Stored dataset items:
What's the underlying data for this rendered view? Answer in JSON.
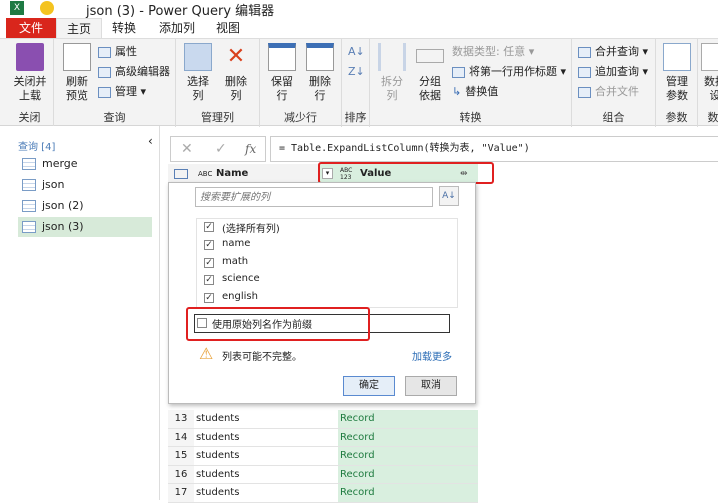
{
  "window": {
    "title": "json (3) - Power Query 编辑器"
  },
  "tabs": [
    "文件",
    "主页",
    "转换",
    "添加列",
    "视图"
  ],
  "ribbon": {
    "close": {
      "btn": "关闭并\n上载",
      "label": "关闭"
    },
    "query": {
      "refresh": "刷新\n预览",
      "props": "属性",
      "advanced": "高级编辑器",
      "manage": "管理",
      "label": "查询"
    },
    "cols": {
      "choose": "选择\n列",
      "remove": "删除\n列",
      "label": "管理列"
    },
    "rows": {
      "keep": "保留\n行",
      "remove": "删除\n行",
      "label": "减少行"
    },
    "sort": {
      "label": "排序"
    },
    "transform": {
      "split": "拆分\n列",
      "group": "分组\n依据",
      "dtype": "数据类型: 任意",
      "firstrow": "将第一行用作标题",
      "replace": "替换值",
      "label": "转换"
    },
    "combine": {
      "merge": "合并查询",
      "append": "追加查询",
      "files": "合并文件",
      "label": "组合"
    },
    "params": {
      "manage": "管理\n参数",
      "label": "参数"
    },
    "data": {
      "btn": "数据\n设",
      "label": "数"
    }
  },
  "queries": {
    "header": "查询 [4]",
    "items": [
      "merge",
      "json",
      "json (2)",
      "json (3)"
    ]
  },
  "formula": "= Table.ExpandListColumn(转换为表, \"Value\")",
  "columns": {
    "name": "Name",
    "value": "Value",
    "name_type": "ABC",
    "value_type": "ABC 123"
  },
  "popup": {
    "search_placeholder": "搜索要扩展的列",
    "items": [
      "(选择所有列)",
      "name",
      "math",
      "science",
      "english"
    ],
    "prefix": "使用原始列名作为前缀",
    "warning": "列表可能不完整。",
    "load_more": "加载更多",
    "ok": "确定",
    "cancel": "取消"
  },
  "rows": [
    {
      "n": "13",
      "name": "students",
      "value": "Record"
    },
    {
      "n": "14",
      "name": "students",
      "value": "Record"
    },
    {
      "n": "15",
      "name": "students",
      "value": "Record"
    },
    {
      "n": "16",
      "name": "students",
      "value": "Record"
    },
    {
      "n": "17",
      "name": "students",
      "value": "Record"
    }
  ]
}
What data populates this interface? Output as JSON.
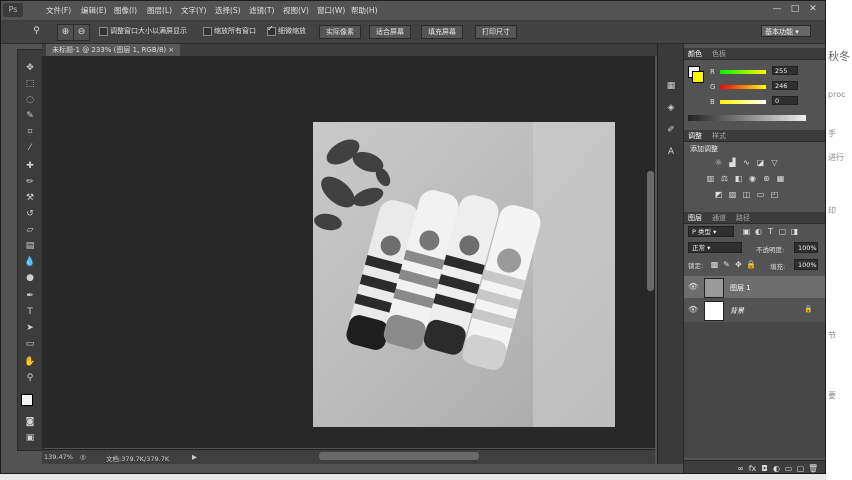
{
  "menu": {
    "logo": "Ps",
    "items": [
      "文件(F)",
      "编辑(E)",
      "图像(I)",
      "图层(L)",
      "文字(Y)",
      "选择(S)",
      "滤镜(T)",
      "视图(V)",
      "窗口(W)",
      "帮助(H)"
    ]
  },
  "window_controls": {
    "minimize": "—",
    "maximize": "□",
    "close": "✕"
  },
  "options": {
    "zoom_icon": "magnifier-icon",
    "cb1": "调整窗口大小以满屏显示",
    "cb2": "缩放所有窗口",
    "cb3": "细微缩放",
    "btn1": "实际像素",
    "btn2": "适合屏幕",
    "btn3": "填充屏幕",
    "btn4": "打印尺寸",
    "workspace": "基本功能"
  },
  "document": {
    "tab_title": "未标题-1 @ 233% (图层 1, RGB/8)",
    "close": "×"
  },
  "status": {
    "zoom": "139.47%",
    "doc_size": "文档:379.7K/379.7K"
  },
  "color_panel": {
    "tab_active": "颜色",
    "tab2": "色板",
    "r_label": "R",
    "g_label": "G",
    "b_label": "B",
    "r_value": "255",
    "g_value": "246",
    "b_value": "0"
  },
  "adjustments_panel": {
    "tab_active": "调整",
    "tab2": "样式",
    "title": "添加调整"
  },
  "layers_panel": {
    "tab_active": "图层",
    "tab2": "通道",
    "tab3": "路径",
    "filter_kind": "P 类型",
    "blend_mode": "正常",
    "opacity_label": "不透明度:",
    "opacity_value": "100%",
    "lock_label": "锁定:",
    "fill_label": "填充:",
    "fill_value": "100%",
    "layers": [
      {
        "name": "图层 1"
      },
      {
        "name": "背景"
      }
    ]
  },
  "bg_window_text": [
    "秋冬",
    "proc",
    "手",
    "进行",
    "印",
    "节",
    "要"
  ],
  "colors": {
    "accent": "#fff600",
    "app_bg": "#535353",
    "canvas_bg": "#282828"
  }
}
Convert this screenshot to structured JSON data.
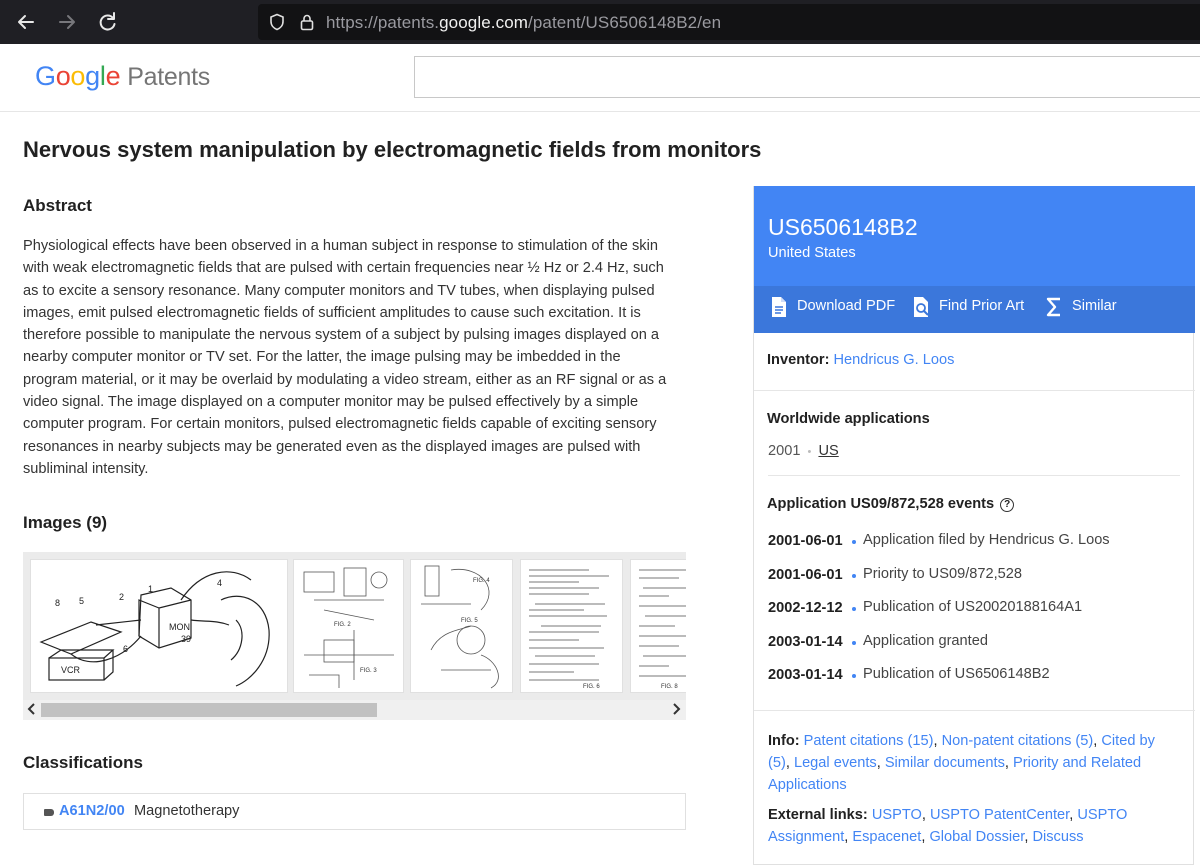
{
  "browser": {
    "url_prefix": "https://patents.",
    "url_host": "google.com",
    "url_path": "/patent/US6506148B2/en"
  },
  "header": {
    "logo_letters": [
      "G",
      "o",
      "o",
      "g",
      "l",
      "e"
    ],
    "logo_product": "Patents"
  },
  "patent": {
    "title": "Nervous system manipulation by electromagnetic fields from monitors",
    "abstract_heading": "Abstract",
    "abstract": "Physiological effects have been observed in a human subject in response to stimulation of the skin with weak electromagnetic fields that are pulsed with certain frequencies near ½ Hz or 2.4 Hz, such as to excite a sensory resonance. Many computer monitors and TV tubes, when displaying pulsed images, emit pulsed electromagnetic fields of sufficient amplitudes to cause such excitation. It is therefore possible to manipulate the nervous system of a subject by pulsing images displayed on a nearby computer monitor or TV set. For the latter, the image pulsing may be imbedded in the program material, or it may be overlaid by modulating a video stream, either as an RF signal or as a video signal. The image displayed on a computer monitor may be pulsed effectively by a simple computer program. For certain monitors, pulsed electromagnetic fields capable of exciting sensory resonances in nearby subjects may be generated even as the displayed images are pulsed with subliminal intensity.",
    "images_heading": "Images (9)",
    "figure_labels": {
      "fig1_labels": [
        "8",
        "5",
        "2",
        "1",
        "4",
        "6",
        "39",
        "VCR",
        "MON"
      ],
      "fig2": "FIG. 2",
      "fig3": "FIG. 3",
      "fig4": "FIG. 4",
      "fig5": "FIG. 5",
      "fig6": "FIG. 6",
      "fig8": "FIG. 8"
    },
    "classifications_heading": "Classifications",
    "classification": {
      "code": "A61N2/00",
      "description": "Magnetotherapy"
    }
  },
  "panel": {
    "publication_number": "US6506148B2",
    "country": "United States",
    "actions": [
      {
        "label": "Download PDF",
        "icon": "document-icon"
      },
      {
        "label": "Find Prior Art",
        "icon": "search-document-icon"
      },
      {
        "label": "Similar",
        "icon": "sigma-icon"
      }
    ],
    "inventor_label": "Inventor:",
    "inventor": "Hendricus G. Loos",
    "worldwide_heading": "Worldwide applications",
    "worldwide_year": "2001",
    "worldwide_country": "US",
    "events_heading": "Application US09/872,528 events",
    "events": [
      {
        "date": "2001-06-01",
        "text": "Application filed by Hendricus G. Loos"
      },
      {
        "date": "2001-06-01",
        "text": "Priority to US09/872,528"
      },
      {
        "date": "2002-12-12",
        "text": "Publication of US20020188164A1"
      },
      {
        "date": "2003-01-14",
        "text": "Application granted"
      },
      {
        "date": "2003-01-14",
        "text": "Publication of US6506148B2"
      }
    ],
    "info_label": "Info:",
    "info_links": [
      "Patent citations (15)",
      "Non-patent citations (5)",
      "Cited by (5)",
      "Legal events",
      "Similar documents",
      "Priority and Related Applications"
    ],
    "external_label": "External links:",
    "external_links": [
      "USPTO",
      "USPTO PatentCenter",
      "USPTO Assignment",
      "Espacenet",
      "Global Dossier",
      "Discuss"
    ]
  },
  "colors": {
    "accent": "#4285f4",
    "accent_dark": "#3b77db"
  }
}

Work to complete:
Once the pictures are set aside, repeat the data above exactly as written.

Task answer:
What's the underlying data for this rendered view? Answer in JSON.
{
  "window": {
    "title": "json (3) - Power Query 编辑器"
  },
  "tabs": [
    "文件",
    "主页",
    "转换",
    "添加列",
    "视图"
  ],
  "ribbon": {
    "close": {
      "btn": "关闭并\n上载",
      "label": "关闭"
    },
    "query": {
      "refresh": "刷新\n预览",
      "props": "属性",
      "advanced": "高级编辑器",
      "manage": "管理",
      "label": "查询"
    },
    "cols": {
      "choose": "选择\n列",
      "remove": "删除\n列",
      "label": "管理列"
    },
    "rows": {
      "keep": "保留\n行",
      "remove": "删除\n行",
      "label": "减少行"
    },
    "sort": {
      "label": "排序"
    },
    "transform": {
      "split": "拆分\n列",
      "group": "分组\n依据",
      "dtype": "数据类型: 任意",
      "firstrow": "将第一行用作标题",
      "replace": "替换值",
      "label": "转换"
    },
    "combine": {
      "merge": "合并查询",
      "append": "追加查询",
      "files": "合并文件",
      "label": "组合"
    },
    "params": {
      "manage": "管理\n参数",
      "label": "参数"
    },
    "data": {
      "btn": "数据\n设",
      "label": "数"
    }
  },
  "queries": {
    "header": "查询 [4]",
    "items": [
      "merge",
      "json",
      "json (2)",
      "json (3)"
    ]
  },
  "formula": "= Table.ExpandListColumn(转换为表, \"Value\")",
  "columns": {
    "name": "Name",
    "value": "Value",
    "name_type": "ABC",
    "value_type": "ABC 123"
  },
  "popup": {
    "search_placeholder": "搜索要扩展的列",
    "items": [
      "(选择所有列)",
      "name",
      "math",
      "science",
      "english"
    ],
    "prefix": "使用原始列名作为前缀",
    "warning": "列表可能不完整。",
    "load_more": "加载更多",
    "ok": "确定",
    "cancel": "取消"
  },
  "rows": [
    {
      "n": "13",
      "name": "students",
      "value": "Record"
    },
    {
      "n": "14",
      "name": "students",
      "value": "Record"
    },
    {
      "n": "15",
      "name": "students",
      "value": "Record"
    },
    {
      "n": "16",
      "name": "students",
      "value": "Record"
    },
    {
      "n": "17",
      "name": "students",
      "value": "Record"
    }
  ]
}
What data populates this interface? Output as JSON.
{
  "menu": {
    "logo": "Ps",
    "items": [
      "文件(F)",
      "编辑(E)",
      "图像(I)",
      "图层(L)",
      "文字(Y)",
      "选择(S)",
      "滤镜(T)",
      "视图(V)",
      "窗口(W)",
      "帮助(H)"
    ]
  },
  "window_controls": {
    "minimize": "—",
    "maximize": "□",
    "close": "✕"
  },
  "options": {
    "zoom_icon": "magnifier-icon",
    "cb1": "调整窗口大小以满屏显示",
    "cb2": "缩放所有窗口",
    "cb3": "细微缩放",
    "btn1": "实际像素",
    "btn2": "适合屏幕",
    "btn3": "填充屏幕",
    "btn4": "打印尺寸",
    "workspace": "基本功能"
  },
  "document": {
    "tab_title": "未标题-1 @ 233% (图层 1, RGB/8)",
    "close": "×"
  },
  "status": {
    "zoom": "139.47%",
    "doc_size": "文档:379.7K/379.7K"
  },
  "color_panel": {
    "tab_active": "颜色",
    "tab2": "色板",
    "r_label": "R",
    "g_label": "G",
    "b_label": "B",
    "r_value": "255",
    "g_value": "246",
    "b_value": "0"
  },
  "adjustments_panel": {
    "tab_active": "调整",
    "tab2": "样式",
    "title": "添加调整"
  },
  "layers_panel": {
    "tab_active": "图层",
    "tab2": "通道",
    "tab3": "路径",
    "filter_kind": "P 类型",
    "blend_mode": "正常",
    "opacity_label": "不透明度:",
    "opacity_value": "100%",
    "lock_label": "锁定:",
    "fill_label": "填充:",
    "fill_value": "100%",
    "layers": [
      {
        "name": "图层 1"
      },
      {
        "name": "背景"
      }
    ]
  },
  "bg_window_text": [
    "秋冬",
    "proc",
    "手",
    "进行",
    "印",
    "节",
    "要"
  ],
  "colors": {
    "accent": "#fff600",
    "app_bg": "#535353",
    "canvas_bg": "#282828"
  }
}
Convert this screenshot to structured JSON data.
{
  "browser": {
    "url_prefix": "https://patents.",
    "url_host": "google.com",
    "url_path": "/patent/US6506148B2/en"
  },
  "header": {
    "logo_letters": [
      "G",
      "o",
      "o",
      "g",
      "l",
      "e"
    ],
    "logo_product": "Patents"
  },
  "patent": {
    "title": "Nervous system manipulation by electromagnetic fields from monitors",
    "abstract_heading": "Abstract",
    "abstract": "Physiological effects have been observed in a human subject in response to stimulation of the skin with weak electromagnetic fields that are pulsed with certain frequencies near ½ Hz or 2.4 Hz, such as to excite a sensory resonance. Many computer monitors and TV tubes, when displaying pulsed images, emit pulsed electromagnetic fields of sufficient amplitudes to cause such excitation. It is therefore possible to manipulate the nervous system of a subject by pulsing images displayed on a nearby computer monitor or TV set. For the latter, the image pulsing may be imbedded in the program material, or it may be overlaid by modulating a video stream, either as an RF signal or as a video signal. The image displayed on a computer monitor may be pulsed effectively by a simple computer program. For certain monitors, pulsed electromagnetic fields capable of exciting sensory resonances in nearby subjects may be generated even as the displayed images are pulsed with subliminal intensity.",
    "images_heading": "Images (9)",
    "figure_labels": {
      "fig1_labels": [
        "8",
        "5",
        "2",
        "1",
        "4",
        "6",
        "39",
        "VCR",
        "MON"
      ],
      "fig2": "FIG. 2",
      "fig3": "FIG. 3",
      "fig4": "FIG. 4",
      "fig5": "FIG. 5",
      "fig6": "FIG. 6",
      "fig8": "FIG. 8"
    },
    "classifications_heading": "Classifications",
    "classification": {
      "code": "A61N2/00",
      "description": "Magnetotherapy"
    }
  },
  "panel": {
    "publication_number": "US6506148B2",
    "country": "United States",
    "actions": [
      {
        "label": "Download PDF",
        "icon": "document-icon"
      },
      {
        "label": "Find Prior Art",
        "icon": "search-document-icon"
      },
      {
        "label": "Similar",
        "icon": "sigma-icon"
      }
    ],
    "inventor_label": "Inventor:",
    "inventor": "Hendricus G. Loos",
    "worldwide_heading": "Worldwide applications",
    "worldwide_year": "2001",
    "worldwide_country": "US",
    "events_heading": "Application US09/872,528 events",
    "events": [
      {
        "date": "2001-06-01",
        "text": "Application filed by Hendricus G. Loos"
      },
      {
        "date": "2001-06-01",
        "text": "Priority to US09/872,528"
      },
      {
        "date": "2002-12-12",
        "text": "Publication of US20020188164A1"
      },
      {
        "date": "2003-01-14",
        "text": "Application granted"
      },
      {
        "date": "2003-01-14",
        "text": "Publication of US6506148B2"
      }
    ],
    "info_label": "Info:",
    "info_links": [
      "Patent citations (15)",
      "Non-patent citations (5)",
      "Cited by (5)",
      "Legal events",
      "Similar documents",
      "Priority and Related Applications"
    ],
    "external_label": "External links:",
    "external_links": [
      "USPTO",
      "USPTO PatentCenter",
      "USPTO Assignment",
      "Espacenet",
      "Global Dossier",
      "Discuss"
    ]
  },
  "colors": {
    "accent": "#4285f4",
    "accent_dark": "#3b77db"
  }
}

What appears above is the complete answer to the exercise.